shaped like Gothic church windows, grouted in the medieval way.
They now hang in the south cloister until September, with a glass
showcase laying out the sketchbooks.
Another innovative way of using clauses from Magna Carta is
Squidsoup's use of modern digital installations in Power of
Words in the Morning Chapel, where animated texts and
quotations from Magna Carta are projected on to the wall and change
as people react to them and give their comments. It is paired with
another moving light installation in the north cloister, through
which people walk and by doing so alter the light pattern.
The artist David Podger has also been working with a
cross-section of ages from primary school to senior citizens on a
community project to produce ten banners shaped like medieval
standards and reflecting the clauses of Magna Carta. They are
worked in mixed media - paint, collage, gold leaf, and embroidery -
and illustrated with images of freedoms people enjoy brought about
by Magna Carta. Each pair is dominated by a colour relating to
Christian values, and they hang in the cathedral until
Alongside its exhibition "Magna Carta: Law, Liberty, Legacy"
(which runs until 1 September), the British Library has chosen a
more modern socio-political rendering by commissioning an
embroidery of the Wikipedia Magna Carta page as it appeared on the
charter's 799th birthday on 15 June 2014. The artist Cornelia
Parker made a digital copy, and printed it on to 13 metres of half
panama cotton, and invited 200 people closely involved with justice
and human rights, including 40 prison inmates, to choose words or
images from the printout and embroider them, using DMC Perlé
cotton, on to the cloth. "I wanted to create a portrait of our
age," Parker said. "Like a Wikipedia article, this embroidery is
multi-authored and full of many different voices."
The more demanding images were embroidered by professionals,
mostly from the Embroiderers' Guild, dedicating many hours to this
detailed work: Anthea Godfrey took 450 hours to embroider the image
of Pope Innocent lll. Wikipedia Magna Carta is on show in the
entrance hall until Friday 24 July, and may later go on tour.
Lincoln Cathedral holds the fourth Magna Carta, which was
brought back by Hugh of Wells, Bishop of Lincoln, who had also been
a royal supporter, and it has celebrated with the opening of a new

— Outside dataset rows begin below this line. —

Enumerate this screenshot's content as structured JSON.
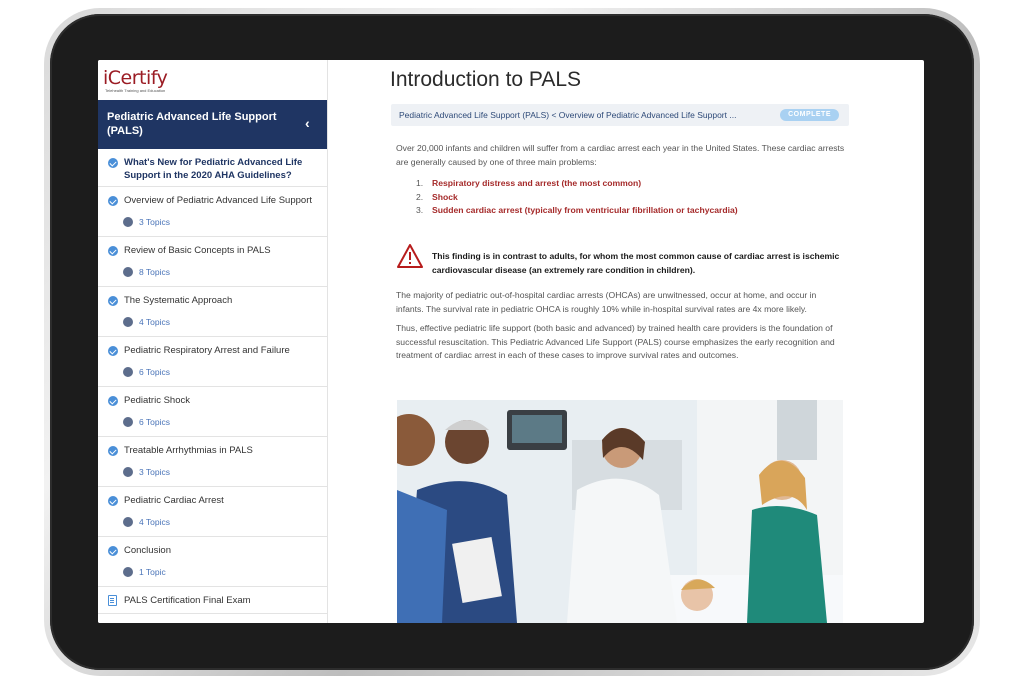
{
  "logo": {
    "text": "iCertify",
    "tagline": "Telehealth Training and Education"
  },
  "sidebar": {
    "course_title": "Pediatric Advanced Life Support (PALS)",
    "collapse_icon": "chevron-left-icon",
    "lessons": [
      {
        "label": "What's New for Pediatric Advanced Life Support in the 2020 AHA Guidelines?",
        "topics": ""
      },
      {
        "label": "Overview of Pediatric Advanced Life Support",
        "topics": "3 Topics"
      },
      {
        "label": "Review of Basic Concepts in PALS",
        "topics": "8 Topics"
      },
      {
        "label": "The Systematic Approach",
        "topics": "4 Topics"
      },
      {
        "label": "Pediatric Respiratory Arrest and Failure",
        "topics": "6 Topics"
      },
      {
        "label": "Pediatric Shock",
        "topics": "6 Topics"
      },
      {
        "label": "Treatable Arrhythmias in PALS",
        "topics": "3 Topics"
      },
      {
        "label": "Pediatric Cardiac Arrest",
        "topics": "4 Topics"
      },
      {
        "label": "Conclusion",
        "topics": "1 Topic"
      }
    ],
    "exam": {
      "label": "PALS Certification Final Exam"
    }
  },
  "main": {
    "title": "Introduction to PALS",
    "breadcrumb": "Pediatric Advanced Life Support (PALS) < Overview of Pediatric Advanced Life Support ...",
    "status": "COMPLETE",
    "intro": "Over 20,000 infants and children will suffer from a cardiac arrest each year in the United States.  These cardiac arrests are generally caused by one of three main problems:",
    "causes": [
      {
        "num": "1.",
        "text": "Respiratory distress and arrest (the most common)"
      },
      {
        "num": "2.",
        "text": "Shock"
      },
      {
        "num": "3.",
        "text": "Sudden cardiac arrest (typically from ventricular fibrillation or tachycardia)"
      }
    ],
    "warning": "This finding is in contrast to adults, for whom the most common cause of cardiac arrest is ischemic cardiovascular disease (an extremely rare condition in children).",
    "para1": "The majority of pediatric out-of-hospital cardiac arrests (OHCAs) are unwitnessed, occur at home, and occur in infants.  The survival rate in pediatric OHCA is roughly 10% while in-hospital survival rates are 4x more likely.",
    "para2": "Thus, effective pediatric life support (both basic and advanced) by trained health care providers is the foundation of successful resuscitation. This Pediatric Advanced Life Support (PALS) course emphasizes the early recognition and treatment of cardiac arrest in each of these cases to improve survival rates and outcomes."
  },
  "colors": {
    "sidebar_header": "#1f3563",
    "check": "#4a8fd8",
    "cause_text": "#a52a2a",
    "warning_icon": "#b71c1c",
    "badge": "#a9d1f2"
  }
}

Magna Carta Centre in the Castle grounds and by holding an
up-market dinner in the cathedral nave, reflecting, perhaps, the
fact that Magna Carta was concerned with barons' rights rather than
ordinary people's, including serfs.
Hereford Cathedral feels that it is also a "Magna Carta
hotspot", as it holds the slightly later original Magna Carta of
1217 sealed by Henry III, and is holding an exhibition and
activities throughout the summer, such as writing one's own Magna
Carta clause, or (for children) putting on 13th-century clothes.
Chris White, a well-known Hereford artist, has made Flags of
Freedom, calligraphic banners inspired by some of the
important clauses in Magna Carta which have had a lasting impact on
our society and law. He used a traditional quill pen and inks to
replicate the experience of a medieval scribe. They hang in the
cathedral until December.
Some one-off activities are in later summer, including "Magna
Cantata" from 7 to 10 July in Salisbury Cathedral: 800 primary- and
secondary-school children from Wiltshire and Dorset taking part in
a musical celebration of Magna Carta, freedom, and justice. It is
directed by Ben Ochipiti.